Before you start considering what technology you need and how you want to start implementing it, spend some time considering your process and how to involve your people in advance.
As they say, if you don’t know which way you’re going, any old road will do. And taking any old road can easily turn into an expensive and unproductive way to run your business.
Quite often, poorly implemented tech ends up with little more to show for it than another bill to pay every month and staff who are confused and probably annoyed by the whole thing.
The mindset for businesses looking to implement a tech solution should, therefore, be to head off all this potential drama at the pass, make good decisions about which tech to buy, and then implement it with a ‘change management’ frame of mind.
This article is devoted to the stages leading up to and during the buying decision – pre-implementation. Future articles will discuss what to do after you’ve decided to buy.
Bring the masses onboard
First things first. You need to involve your staff in the buying decision.
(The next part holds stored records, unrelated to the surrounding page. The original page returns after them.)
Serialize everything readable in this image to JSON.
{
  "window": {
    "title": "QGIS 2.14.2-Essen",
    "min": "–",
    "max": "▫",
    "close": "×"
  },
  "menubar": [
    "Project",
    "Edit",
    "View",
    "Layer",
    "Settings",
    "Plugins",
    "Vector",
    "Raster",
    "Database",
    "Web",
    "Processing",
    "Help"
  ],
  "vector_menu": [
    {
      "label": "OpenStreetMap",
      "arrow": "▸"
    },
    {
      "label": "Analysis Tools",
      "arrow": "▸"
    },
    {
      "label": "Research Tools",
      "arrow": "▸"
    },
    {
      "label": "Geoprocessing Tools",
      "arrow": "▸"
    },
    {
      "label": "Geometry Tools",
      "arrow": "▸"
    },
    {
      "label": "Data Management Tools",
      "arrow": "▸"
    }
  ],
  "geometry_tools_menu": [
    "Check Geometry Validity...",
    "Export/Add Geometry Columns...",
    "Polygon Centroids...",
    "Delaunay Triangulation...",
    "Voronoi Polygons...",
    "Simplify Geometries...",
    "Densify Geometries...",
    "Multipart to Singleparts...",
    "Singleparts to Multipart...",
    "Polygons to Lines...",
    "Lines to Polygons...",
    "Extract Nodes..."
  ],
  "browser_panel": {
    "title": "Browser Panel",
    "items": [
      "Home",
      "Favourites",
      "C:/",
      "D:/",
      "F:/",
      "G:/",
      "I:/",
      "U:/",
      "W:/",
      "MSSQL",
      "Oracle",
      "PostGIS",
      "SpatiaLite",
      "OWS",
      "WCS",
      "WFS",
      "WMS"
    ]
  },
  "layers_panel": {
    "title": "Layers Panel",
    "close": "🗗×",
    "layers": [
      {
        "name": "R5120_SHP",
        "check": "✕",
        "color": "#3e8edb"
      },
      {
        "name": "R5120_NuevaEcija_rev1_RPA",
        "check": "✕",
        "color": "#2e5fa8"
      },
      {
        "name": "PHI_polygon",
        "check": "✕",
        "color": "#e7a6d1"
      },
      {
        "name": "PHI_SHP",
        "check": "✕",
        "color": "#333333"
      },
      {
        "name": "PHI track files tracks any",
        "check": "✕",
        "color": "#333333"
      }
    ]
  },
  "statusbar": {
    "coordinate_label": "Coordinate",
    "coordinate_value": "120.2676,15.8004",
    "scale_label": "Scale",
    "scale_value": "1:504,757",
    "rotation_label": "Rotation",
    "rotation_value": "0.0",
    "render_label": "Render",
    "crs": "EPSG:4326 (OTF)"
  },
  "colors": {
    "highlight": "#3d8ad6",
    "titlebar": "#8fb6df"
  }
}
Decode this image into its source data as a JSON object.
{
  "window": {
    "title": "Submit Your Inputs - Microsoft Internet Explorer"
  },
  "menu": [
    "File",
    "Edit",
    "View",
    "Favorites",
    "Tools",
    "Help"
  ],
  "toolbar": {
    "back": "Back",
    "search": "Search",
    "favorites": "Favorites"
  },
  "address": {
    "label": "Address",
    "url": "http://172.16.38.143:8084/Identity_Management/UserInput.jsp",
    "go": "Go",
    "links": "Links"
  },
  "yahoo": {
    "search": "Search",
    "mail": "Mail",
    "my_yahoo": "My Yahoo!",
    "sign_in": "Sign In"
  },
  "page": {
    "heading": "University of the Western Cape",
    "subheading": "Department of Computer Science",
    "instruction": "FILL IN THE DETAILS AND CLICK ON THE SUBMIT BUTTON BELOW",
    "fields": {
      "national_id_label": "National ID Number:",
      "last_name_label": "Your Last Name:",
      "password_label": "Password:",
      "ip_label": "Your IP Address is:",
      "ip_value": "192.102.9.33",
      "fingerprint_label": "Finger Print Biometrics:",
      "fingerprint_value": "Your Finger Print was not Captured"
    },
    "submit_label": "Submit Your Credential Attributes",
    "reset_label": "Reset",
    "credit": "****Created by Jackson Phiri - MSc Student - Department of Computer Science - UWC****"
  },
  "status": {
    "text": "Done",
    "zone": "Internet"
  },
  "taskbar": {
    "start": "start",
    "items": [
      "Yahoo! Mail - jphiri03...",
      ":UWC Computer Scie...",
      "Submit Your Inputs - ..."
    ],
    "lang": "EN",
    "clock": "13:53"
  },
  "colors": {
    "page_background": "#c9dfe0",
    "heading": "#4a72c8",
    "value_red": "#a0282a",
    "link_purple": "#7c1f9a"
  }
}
Yes, it will make it take longer. Yes, they will ask questions you might not be able to answer, but it’s worth it. If you do this properly, your people will feel ownership of the eventual decision and will therefore be much more comfortable implementing it. Also, people who are comfortable with a decision can put up with more teething issues (which will inevitably arise).
Plus, you might find there is someone in your business who’s been dying to step up and get their teeth into a project. Just make sure that if you do delegate, it’s real delegation, not just dump and run. Make sure they know what you are trying to achieve, the budget, the timeframe, how often you want them to check in with you, who will make the final purchase decision, etc.
Process, process, process
Next, you need to think process first, technology second. This will assist in a couple of ways. Taking the time to work out your ideal process will give you a much better shopping list of features and something to measure potential tech products against. Without these, you will be buying based on the skills of the salesperson, not on the basis of what your business needs. One great way to approach this step is with a blank wall and a pile of sticky notes. Each sticky note is a step in the process. That way it’s easy to move things around as you (inevitably) realise it’s a bit more complicated than you had first assumed. Again, there may well be someone in your business who would be keen to take carriage of this.
Regardless of whether you lead the charge or hand it over to a team member, working out the ideal process should involve your whole team. This gives you the joint benefits of your people buying into the decision-making process and a better outcome. Even the very best of us don’t have all the answers, so including your team will flush out issues you hadn’t considered and may well put innovative solutions on the table.
In some cases, you may even find that your existing tech stack can solve the problem – hallelujah! No new tech required at all.
Once you have figured out what your ideal business process looks like, and your team is onboard with trying something new, you are in good shape to go to market and source some technology.
You will often find that the various tech products overlap. By having your own shopping list, you can make sure you stay on track to find the right one for your business and not get carried away by a great sales pitch, a charismatic leader or an entertaining video.
Not that you, dear reader, would be affected by any of these, of course, but just in case.
Sarah Penn, managing director, Mayflower Consulting, specialises in business strategy and implementation and writes a column for Professional Planner Online about how businesses adapt to change.